(Excerpts from an interface dataset)
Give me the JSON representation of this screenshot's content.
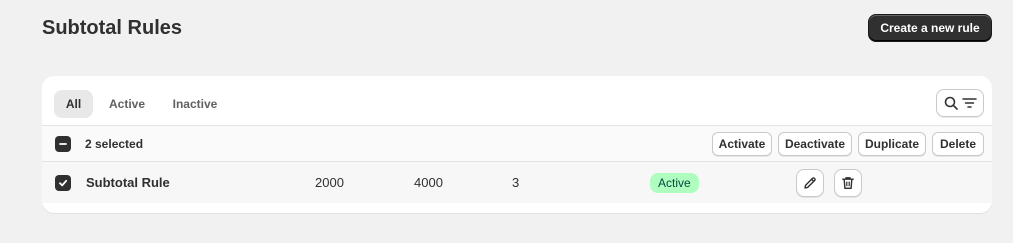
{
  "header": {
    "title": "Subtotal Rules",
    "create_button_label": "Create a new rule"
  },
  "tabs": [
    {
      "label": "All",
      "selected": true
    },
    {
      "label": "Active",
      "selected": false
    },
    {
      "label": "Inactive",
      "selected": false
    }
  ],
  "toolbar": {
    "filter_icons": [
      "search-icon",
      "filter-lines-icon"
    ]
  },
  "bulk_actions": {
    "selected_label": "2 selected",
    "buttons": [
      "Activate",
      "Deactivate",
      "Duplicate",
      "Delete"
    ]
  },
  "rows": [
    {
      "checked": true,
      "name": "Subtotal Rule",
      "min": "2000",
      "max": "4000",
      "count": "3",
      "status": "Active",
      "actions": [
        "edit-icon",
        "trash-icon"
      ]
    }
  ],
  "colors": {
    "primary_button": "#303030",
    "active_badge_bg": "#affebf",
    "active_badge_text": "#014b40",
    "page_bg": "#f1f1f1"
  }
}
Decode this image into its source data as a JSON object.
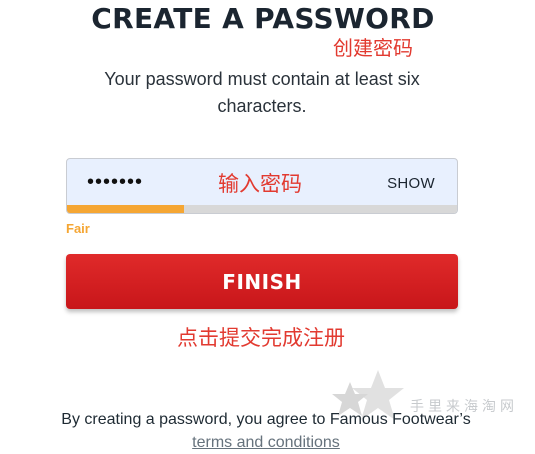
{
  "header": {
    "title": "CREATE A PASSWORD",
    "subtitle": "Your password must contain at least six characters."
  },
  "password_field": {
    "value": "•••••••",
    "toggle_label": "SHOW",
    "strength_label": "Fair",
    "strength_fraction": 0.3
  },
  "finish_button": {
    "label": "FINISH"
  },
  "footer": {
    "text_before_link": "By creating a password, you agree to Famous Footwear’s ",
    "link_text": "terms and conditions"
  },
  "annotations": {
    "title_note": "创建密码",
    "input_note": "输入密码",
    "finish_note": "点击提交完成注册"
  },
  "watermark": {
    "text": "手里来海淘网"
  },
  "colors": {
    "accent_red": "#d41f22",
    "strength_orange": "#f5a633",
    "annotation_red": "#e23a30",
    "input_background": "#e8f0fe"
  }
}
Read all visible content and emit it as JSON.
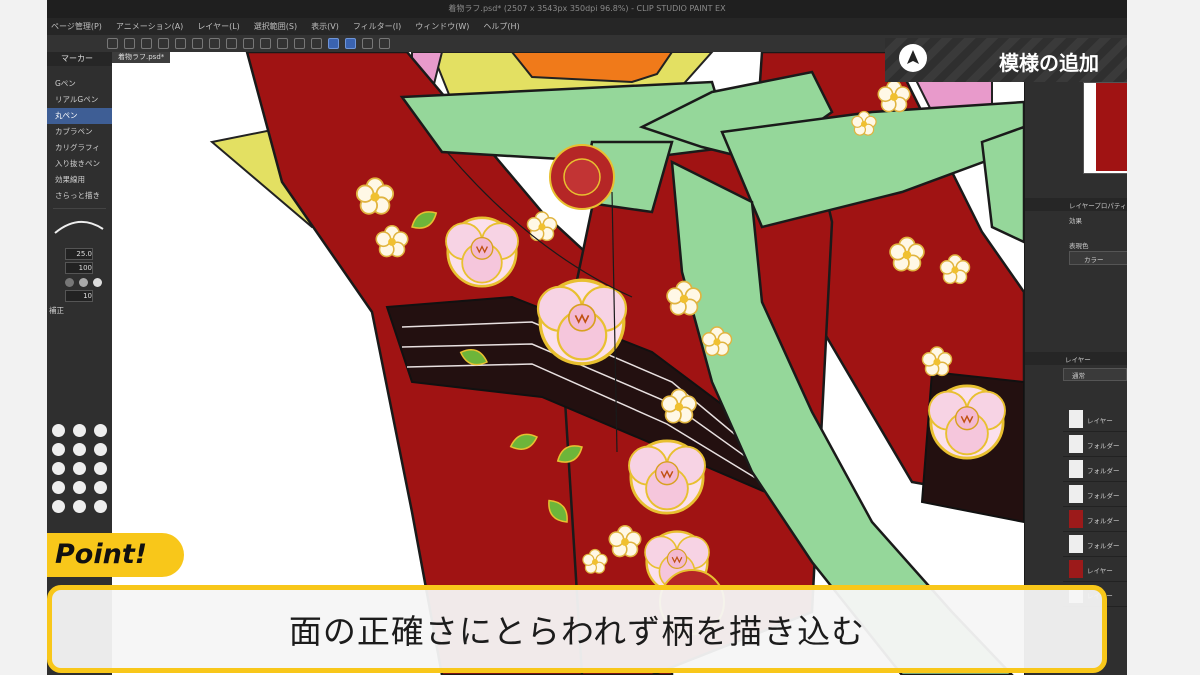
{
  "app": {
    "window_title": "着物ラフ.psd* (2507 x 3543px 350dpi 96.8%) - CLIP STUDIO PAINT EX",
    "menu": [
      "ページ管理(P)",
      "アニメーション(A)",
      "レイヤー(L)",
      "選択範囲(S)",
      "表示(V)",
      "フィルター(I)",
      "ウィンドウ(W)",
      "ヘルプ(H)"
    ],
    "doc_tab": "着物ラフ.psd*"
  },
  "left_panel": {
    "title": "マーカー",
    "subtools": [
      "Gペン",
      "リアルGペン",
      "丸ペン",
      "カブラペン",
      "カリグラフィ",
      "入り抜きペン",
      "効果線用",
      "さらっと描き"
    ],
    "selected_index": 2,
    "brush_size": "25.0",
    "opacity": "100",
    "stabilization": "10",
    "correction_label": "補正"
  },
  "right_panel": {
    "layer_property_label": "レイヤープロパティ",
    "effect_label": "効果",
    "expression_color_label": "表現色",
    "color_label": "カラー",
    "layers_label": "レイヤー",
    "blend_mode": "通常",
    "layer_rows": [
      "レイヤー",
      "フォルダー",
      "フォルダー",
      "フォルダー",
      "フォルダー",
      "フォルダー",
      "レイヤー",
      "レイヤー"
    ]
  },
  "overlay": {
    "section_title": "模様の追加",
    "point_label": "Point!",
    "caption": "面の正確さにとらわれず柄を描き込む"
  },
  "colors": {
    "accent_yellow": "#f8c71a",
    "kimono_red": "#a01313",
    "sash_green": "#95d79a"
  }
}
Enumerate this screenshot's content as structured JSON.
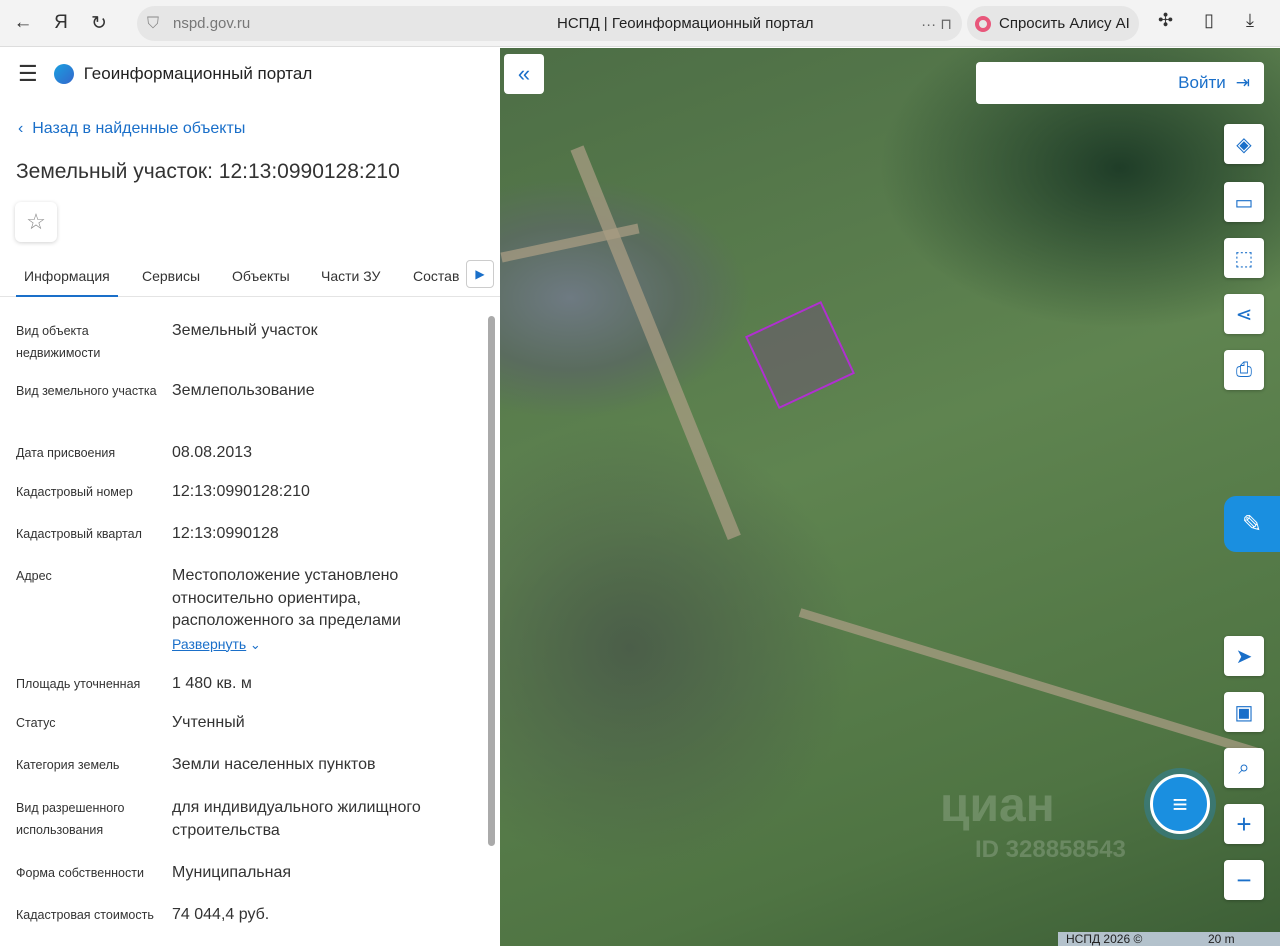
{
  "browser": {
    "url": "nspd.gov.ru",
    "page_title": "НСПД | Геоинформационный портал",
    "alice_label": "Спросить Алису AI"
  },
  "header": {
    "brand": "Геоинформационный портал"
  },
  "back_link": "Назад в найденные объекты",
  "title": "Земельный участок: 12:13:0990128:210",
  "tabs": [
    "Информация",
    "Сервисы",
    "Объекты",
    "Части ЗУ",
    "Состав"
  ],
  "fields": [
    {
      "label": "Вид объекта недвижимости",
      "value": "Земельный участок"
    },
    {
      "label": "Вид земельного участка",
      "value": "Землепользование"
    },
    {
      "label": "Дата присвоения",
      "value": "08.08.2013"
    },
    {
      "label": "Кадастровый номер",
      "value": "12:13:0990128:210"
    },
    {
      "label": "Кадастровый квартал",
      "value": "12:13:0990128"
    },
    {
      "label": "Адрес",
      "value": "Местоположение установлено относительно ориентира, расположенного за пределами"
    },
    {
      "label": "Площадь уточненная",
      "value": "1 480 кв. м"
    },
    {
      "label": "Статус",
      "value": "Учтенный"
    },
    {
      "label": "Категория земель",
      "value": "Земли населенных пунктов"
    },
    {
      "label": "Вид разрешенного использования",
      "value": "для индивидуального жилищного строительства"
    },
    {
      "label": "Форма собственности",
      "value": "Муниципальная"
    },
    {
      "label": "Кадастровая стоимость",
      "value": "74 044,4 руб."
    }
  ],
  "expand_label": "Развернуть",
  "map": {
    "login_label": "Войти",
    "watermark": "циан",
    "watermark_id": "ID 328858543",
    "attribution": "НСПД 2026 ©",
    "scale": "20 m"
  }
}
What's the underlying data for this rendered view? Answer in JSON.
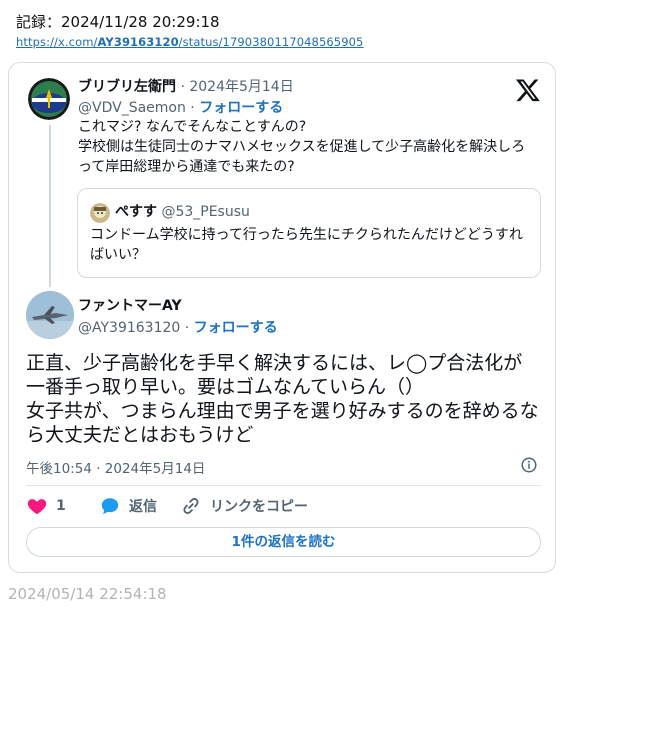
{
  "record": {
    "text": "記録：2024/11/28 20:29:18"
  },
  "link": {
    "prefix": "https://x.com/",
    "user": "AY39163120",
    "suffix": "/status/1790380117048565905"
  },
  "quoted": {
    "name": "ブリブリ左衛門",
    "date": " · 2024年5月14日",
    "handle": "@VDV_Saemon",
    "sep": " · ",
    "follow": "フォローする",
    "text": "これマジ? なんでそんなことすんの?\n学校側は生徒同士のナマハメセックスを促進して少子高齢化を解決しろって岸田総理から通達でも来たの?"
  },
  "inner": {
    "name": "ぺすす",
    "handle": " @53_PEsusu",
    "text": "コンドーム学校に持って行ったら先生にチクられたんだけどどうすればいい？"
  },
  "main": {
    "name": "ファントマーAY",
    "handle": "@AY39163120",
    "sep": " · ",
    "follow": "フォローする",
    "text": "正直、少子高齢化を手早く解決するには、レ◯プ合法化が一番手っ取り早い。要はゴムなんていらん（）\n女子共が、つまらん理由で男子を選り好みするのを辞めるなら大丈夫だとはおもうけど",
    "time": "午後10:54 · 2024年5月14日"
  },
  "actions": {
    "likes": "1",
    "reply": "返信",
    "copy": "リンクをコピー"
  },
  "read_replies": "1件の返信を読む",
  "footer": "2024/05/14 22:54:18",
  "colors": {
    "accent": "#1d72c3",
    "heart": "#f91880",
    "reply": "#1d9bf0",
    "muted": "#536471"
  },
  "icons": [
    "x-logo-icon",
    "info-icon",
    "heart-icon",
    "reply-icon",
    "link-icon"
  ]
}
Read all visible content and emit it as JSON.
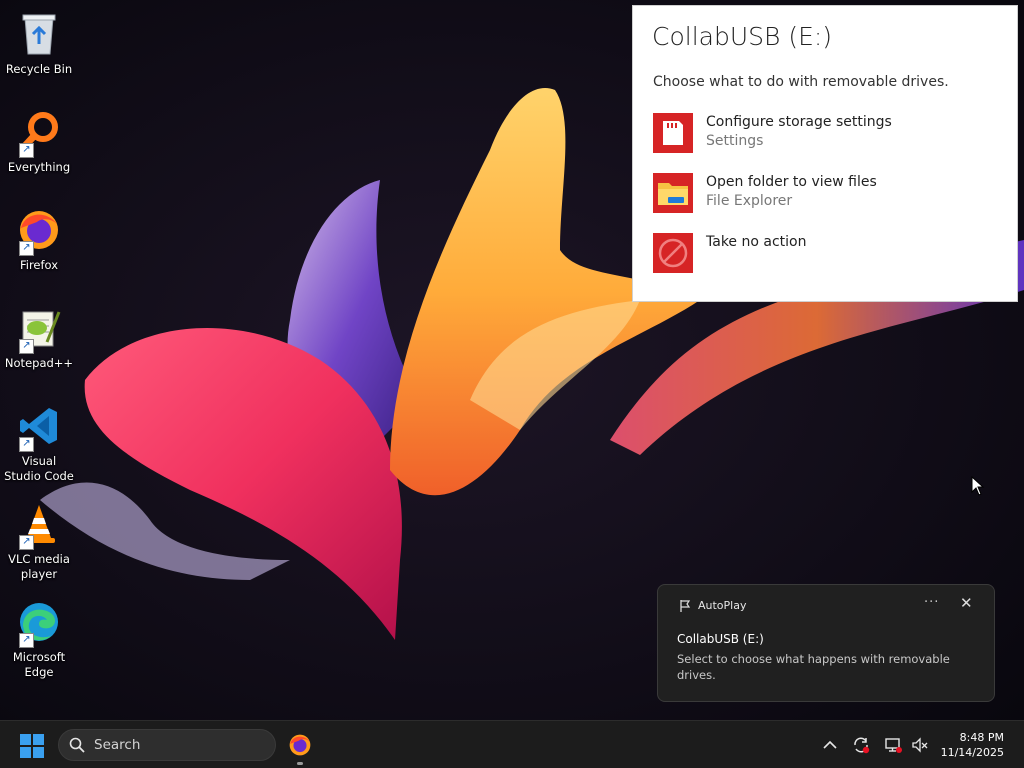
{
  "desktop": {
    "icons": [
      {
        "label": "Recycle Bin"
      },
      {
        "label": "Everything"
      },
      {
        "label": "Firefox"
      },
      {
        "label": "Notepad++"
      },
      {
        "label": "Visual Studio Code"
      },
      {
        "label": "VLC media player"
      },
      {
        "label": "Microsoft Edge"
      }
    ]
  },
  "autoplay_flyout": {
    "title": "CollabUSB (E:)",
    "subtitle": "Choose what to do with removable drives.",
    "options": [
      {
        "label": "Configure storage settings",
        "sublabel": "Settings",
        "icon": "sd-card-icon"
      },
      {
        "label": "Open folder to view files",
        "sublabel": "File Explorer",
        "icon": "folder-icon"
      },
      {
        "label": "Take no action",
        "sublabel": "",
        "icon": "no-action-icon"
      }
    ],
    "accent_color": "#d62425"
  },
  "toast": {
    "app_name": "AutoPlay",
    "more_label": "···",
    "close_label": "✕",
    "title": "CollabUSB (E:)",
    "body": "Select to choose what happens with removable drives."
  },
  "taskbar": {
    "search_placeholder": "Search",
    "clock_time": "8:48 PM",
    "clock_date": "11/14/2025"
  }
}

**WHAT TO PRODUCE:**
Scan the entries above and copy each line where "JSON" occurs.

**OUTPUT BELOW:**
Give me the JSON representation of this screenshot's content.
Decode this image into its source data as a JSON object.
Read all visible content and emit it as JSON.
Enumerate this screenshot's content as structured JSON.
What's the underlying data for this rendered view? Answer in JSON.
Read all visible content and emit it as JSON.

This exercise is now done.